2011 STAND DOWN, a national organization based in San Diego, CA, for establishment throughout the U.S. of weekend encampments for homeless veterans offering free medical care, camaraderie, and basic needs, as well as compassionate caregivers.
2012 St. Louis Honor Flight, a non-profit organization started in 2005 when 6 small planes flew out of Springfield, Ohio, to take veterans to Washington DC. This organization is credited solely to honor American Veterans for all their sacrifices. Honor Flight transports the HEROES to Washington DC to visit and reflect at their memorials.
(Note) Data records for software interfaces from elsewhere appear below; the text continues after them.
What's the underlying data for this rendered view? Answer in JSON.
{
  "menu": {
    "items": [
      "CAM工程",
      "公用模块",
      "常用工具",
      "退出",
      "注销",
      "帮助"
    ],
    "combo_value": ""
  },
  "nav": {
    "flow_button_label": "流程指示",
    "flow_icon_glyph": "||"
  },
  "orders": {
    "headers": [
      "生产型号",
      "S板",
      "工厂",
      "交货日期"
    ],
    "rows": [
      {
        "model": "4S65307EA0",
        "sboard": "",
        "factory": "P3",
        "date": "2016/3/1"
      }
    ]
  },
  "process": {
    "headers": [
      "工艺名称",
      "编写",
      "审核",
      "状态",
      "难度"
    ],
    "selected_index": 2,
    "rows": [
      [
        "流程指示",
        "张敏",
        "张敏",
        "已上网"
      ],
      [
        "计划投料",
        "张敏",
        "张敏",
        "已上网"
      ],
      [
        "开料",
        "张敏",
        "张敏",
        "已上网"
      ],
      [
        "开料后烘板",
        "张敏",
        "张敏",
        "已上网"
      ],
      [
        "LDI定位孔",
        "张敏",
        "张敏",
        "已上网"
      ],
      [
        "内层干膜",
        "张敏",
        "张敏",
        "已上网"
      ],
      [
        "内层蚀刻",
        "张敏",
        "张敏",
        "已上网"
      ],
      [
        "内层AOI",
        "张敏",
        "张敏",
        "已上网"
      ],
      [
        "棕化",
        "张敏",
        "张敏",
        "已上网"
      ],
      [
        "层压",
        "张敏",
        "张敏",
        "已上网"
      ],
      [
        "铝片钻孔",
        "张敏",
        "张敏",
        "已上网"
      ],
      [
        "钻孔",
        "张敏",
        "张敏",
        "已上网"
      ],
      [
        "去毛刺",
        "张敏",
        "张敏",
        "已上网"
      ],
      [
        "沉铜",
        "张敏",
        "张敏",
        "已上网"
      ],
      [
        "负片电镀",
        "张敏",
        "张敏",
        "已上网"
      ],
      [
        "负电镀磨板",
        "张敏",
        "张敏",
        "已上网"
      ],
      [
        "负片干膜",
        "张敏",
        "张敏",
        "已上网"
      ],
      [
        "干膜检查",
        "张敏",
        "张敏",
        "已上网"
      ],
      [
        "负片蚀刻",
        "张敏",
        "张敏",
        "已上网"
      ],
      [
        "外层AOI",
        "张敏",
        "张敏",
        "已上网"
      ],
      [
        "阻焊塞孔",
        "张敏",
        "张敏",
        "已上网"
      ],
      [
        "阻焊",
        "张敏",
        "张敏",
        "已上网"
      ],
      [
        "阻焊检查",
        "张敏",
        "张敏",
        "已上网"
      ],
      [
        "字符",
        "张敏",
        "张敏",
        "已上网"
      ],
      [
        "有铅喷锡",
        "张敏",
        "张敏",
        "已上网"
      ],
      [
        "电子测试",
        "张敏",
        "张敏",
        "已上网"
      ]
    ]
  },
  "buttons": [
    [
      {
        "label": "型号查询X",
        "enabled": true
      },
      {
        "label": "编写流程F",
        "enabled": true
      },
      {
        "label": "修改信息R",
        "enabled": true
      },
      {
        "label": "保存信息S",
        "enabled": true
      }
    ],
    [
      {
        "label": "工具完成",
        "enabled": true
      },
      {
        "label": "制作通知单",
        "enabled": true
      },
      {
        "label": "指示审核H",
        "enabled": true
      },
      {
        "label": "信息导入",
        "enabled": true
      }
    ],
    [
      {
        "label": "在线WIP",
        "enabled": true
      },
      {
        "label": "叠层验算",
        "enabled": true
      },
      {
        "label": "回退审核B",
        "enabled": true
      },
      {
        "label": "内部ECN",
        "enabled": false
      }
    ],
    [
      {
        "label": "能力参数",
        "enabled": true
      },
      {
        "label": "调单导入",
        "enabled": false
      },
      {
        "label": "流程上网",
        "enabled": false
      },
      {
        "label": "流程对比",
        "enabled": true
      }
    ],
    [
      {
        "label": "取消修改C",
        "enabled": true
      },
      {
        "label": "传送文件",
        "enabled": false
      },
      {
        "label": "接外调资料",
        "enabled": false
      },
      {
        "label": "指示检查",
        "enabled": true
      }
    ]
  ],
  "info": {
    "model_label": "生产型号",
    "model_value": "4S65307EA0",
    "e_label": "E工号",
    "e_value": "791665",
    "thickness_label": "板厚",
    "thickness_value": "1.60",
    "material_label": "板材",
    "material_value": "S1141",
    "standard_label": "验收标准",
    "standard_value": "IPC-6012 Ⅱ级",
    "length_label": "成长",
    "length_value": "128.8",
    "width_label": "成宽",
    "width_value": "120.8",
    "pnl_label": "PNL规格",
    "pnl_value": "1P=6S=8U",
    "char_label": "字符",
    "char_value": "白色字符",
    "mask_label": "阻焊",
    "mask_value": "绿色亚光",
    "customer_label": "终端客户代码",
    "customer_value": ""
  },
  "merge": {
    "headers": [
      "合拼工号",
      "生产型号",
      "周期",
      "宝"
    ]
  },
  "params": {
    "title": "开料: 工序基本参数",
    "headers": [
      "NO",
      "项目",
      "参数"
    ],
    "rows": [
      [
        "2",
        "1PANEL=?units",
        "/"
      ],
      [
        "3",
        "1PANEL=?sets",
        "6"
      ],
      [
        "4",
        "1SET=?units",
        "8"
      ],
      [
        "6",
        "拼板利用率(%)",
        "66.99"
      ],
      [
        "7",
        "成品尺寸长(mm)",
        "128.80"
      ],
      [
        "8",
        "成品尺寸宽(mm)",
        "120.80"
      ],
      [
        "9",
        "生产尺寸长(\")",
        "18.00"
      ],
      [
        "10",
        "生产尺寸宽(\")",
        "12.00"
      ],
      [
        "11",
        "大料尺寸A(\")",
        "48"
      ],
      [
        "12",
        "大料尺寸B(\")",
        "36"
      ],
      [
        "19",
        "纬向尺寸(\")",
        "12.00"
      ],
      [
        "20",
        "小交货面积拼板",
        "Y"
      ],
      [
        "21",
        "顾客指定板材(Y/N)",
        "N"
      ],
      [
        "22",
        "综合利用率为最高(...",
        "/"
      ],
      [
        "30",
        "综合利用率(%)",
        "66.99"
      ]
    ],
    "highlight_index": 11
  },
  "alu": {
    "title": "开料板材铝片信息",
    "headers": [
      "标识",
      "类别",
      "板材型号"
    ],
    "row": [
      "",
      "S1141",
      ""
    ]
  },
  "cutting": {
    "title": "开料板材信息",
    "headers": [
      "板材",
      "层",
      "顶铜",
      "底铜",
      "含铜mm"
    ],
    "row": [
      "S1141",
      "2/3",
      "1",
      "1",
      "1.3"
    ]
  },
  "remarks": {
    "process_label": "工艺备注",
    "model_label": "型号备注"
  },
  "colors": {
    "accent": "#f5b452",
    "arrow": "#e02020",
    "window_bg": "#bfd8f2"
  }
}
2013 The D.O.V.E. (Development of Vietnam Endeavors) Fund is a non-profit corporation founded by several Vietnam veterans, Rotarians, and other concerned citizens in January 2000 in Toledo, Ohio. The goal is to provide humanitarian and development assistance to areas in Vietnam; to promote communication, education and cultural exchanges that reflect the best qualities of both cultures, and to create an environment brightened by hope and sustained by peace.
2014 The Elizabeth Dole Foundation – Established in 2012 to elevate the critical issue of the challenges and needs of millions of family members serving as caregivers to wounded veterans. Developing partnerships, providing resources, and creating public awareness of these “hidden heroes.”
2015 The Valor Club of San Antonio provides a place for the healing power of sport to help veterans.
2016 krma USPARTNERS - A partnership that supported 20 women in a Ugandan village who survived the violence of a resistance army. They shared resources and cooperated in feeding and caring for their children. Now they are working to move from subsistence living to developing a life of commercial farming.
2019 Friends of Fisher House Charleston SC - Maintains comfort homes where military and veteran families can stay free of charge while a loved one is in the hospital. Fisher House Charleston is the only one in South Carolina.